I haven't lived or worked in the greater D.C. area for almost 8 years, and it was 2002 when I was last in the Smithsonian's National Air & Space Museum. This last fall I had a couple who I have become friends with and who own a XX12i go back to the D.C. area for a family event. While there they very kindly thought of me and took some pictures while at the Air & Space Museum of William Herschel's 20 foot telescope which is on display there. Here is the image they shared with me:

The Twenty Foot Wooden Telescope is above. Here's an image from the Smithsonian's site looking down the wooden tube.

Information on William and his sister Caroline.

More information.

From the Smithsonian's Website is the following information on this telescope:

"This long wooden tube is from William Herschel's 20-foot telescope. He began observing with the telescope in 1783, and though he went on to build even larger ones, his 20-foot remained his favorite. In 1820 Herschel and his son John rebuilt the telescope, which had deteriorated after decades of use, salvaging what they could from the original. The tube displayed here is a product of that reconstruction."

So if your in the area, drop by and take a look at an instrument that one of the most famous visual observers used to catalog many of the objects he observed. You can also see the 100 foot Observing Cage from the Hooker Telescope from Mt. Wilson It is one of several interchangeable cages that were used and this one along with the camera attached to it was used by Hubble during his study of nebulae and galaxies. See this image to view the display.

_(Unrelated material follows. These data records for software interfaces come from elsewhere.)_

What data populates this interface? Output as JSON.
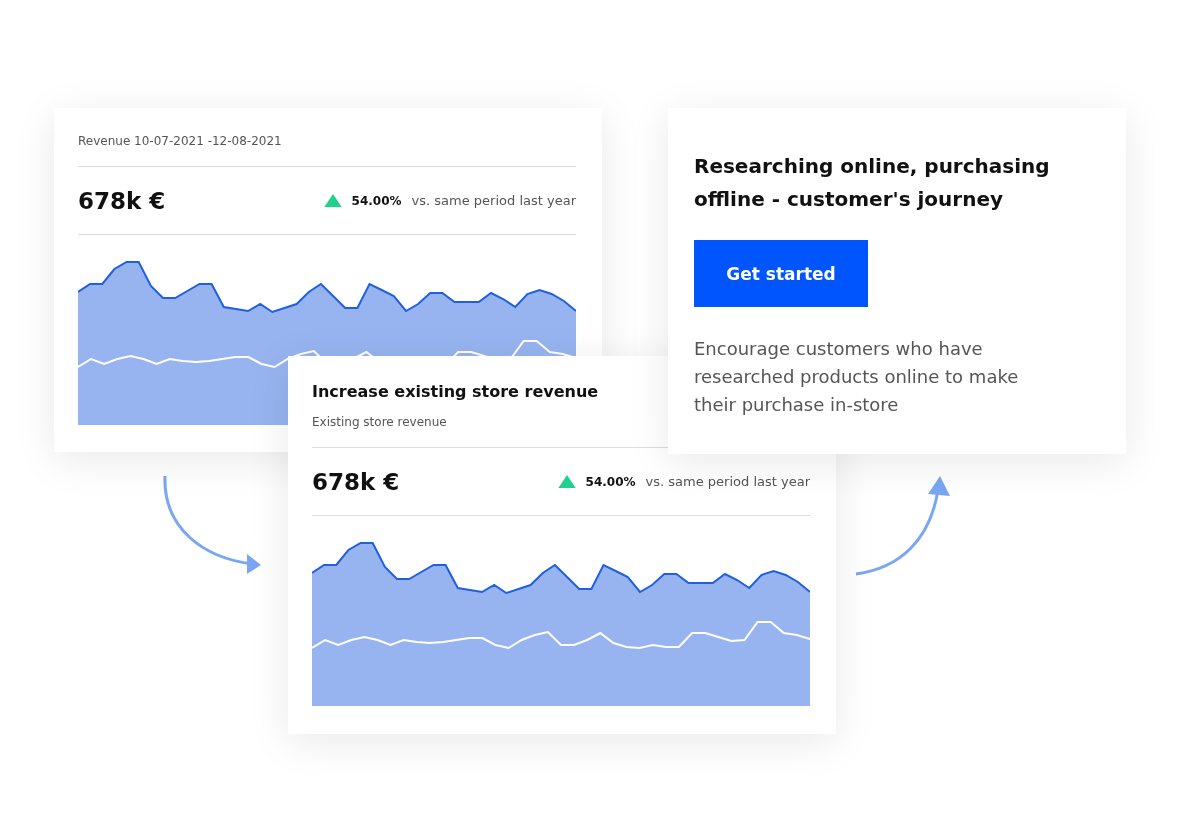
{
  "revenue_card": {
    "period_label": "Revenue 10-07-2021 -12-08-2021",
    "value": "678k €",
    "change": "54.00%",
    "comparison": "vs. same period last year"
  },
  "store_card": {
    "title": "Increase existing store revenue",
    "subtitle": "Existing store revenue",
    "value": "678k €",
    "change": "54.00%",
    "comparison": "vs. same period last year"
  },
  "journey_card": {
    "title": "Researching online, purchasing offline - customer's journey",
    "button": "Get started",
    "description": "Encourage customers who have researched products online to make their purchase in-store"
  }
}
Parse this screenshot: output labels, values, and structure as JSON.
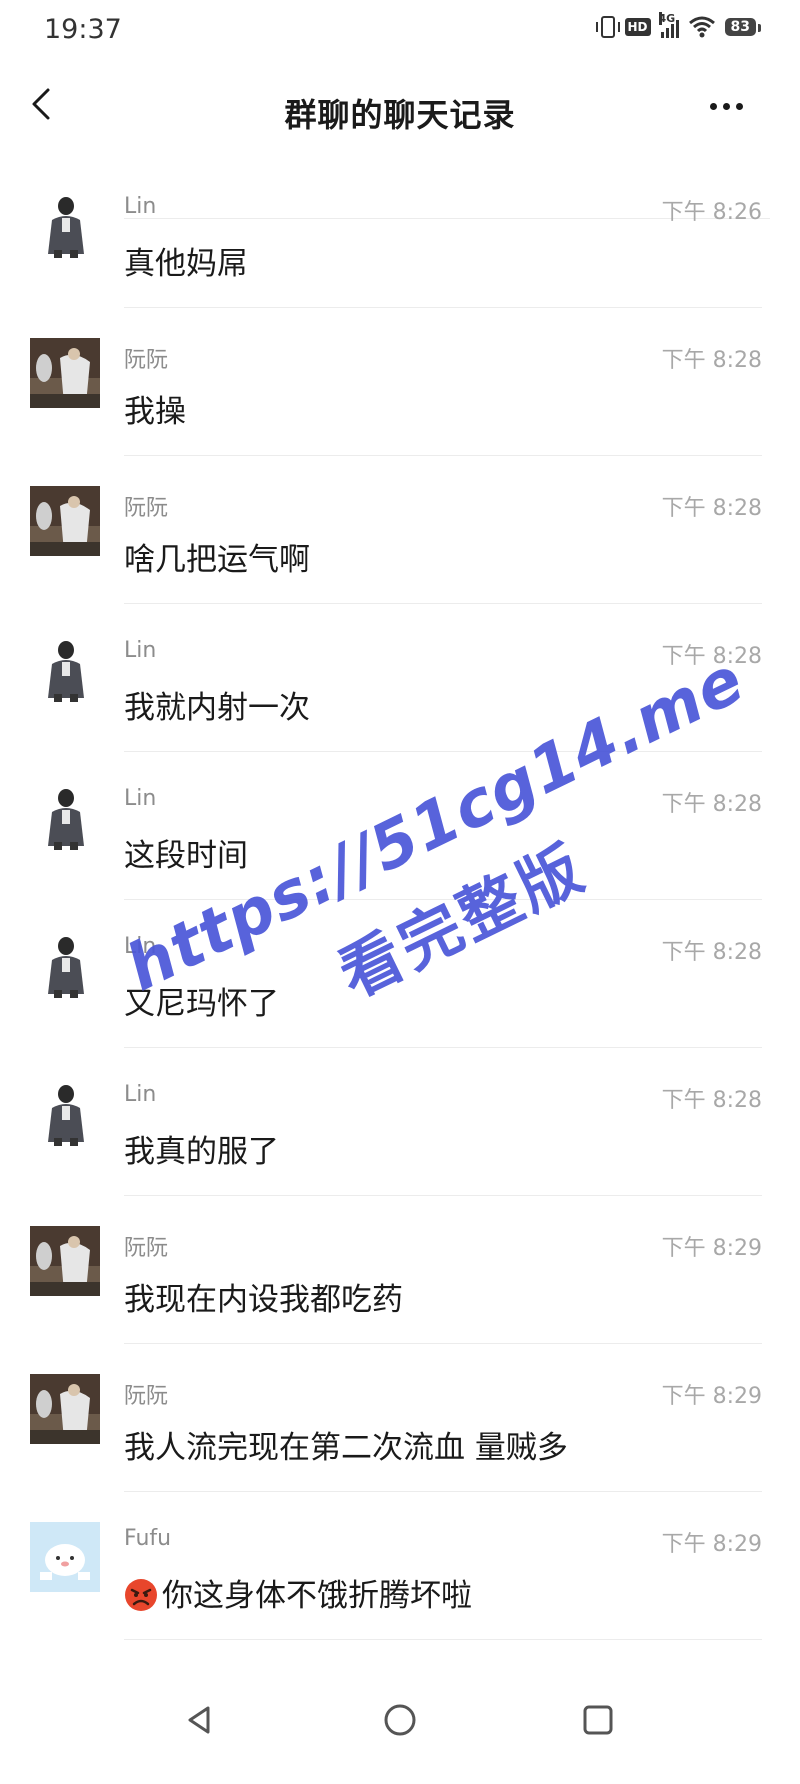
{
  "status_bar": {
    "time": "19:37",
    "hd_label": "HD",
    "network_label": "4G",
    "battery": "83"
  },
  "header": {
    "title": "群聊的聊天记录"
  },
  "messages": [
    {
      "sender": "Lin",
      "time": "下午 8:26",
      "text": "真他妈屌",
      "avatar": "lin-avatar"
    },
    {
      "sender": "阮阮",
      "time": "下午 8:28",
      "text": "我操",
      "avatar": "ruanruan-avatar"
    },
    {
      "sender": "阮阮",
      "time": "下午 8:28",
      "text": "啥几把运气啊",
      "avatar": "ruanruan-avatar"
    },
    {
      "sender": "Lin",
      "time": "下午 8:28",
      "text": "我就内射一次",
      "avatar": "lin-avatar"
    },
    {
      "sender": "Lin",
      "time": "下午 8:28",
      "text": "这段时间",
      "avatar": "lin-avatar"
    },
    {
      "sender": "Lin",
      "time": "下午 8:28",
      "text": "又尼玛怀了",
      "avatar": "lin-avatar"
    },
    {
      "sender": "Lin",
      "time": "下午 8:28",
      "text": "我真的服了",
      "avatar": "lin-avatar"
    },
    {
      "sender": "阮阮",
      "time": "下午 8:29",
      "text": "我现在内设我都吃药",
      "avatar": "ruanruan-avatar"
    },
    {
      "sender": "阮阮",
      "time": "下午 8:29",
      "text": "我人流完现在第二次流血 量贼多",
      "avatar": "ruanruan-avatar"
    },
    {
      "sender": "Fufu",
      "time": "下午 8:29",
      "text": "你这身体不饿折腾坏啦",
      "avatar": "fufu-avatar",
      "emoji": "angry-face-icon"
    }
  ],
  "watermark": {
    "line1": "https://51cg14.me",
    "line2": "看完整版",
    "color": "#4a56d8"
  },
  "nav_bar": {
    "icons": [
      "back-triangle-icon",
      "home-circle-icon",
      "recents-square-icon"
    ]
  }
}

They also have a copy of the backup mirror for the Hubble Space Telescope. The link above will take you to where you can get the initial information or you can view the mirror here.

On a personal note, it was clear and ready for observing last night, but I have become dreadfully ill. I haven't felt myself since Thanksgiving time, mid November and I am going in tomorrow for tests to determine what is going on. I fear it may impact my observing for awhile as I am greatly fatigued, become winded very easily from tasks I have done that just don't wind me (to the point I am gasping for breath), feel a tightness in my chest/lungs. Hopefully I can get over this and start taking advantage of some time off and get back to observing. Then again though, overall the clouds and weather have really hampered this area this year. I have recorded only 5 observable days in November and December and of those I have observed 2 of them.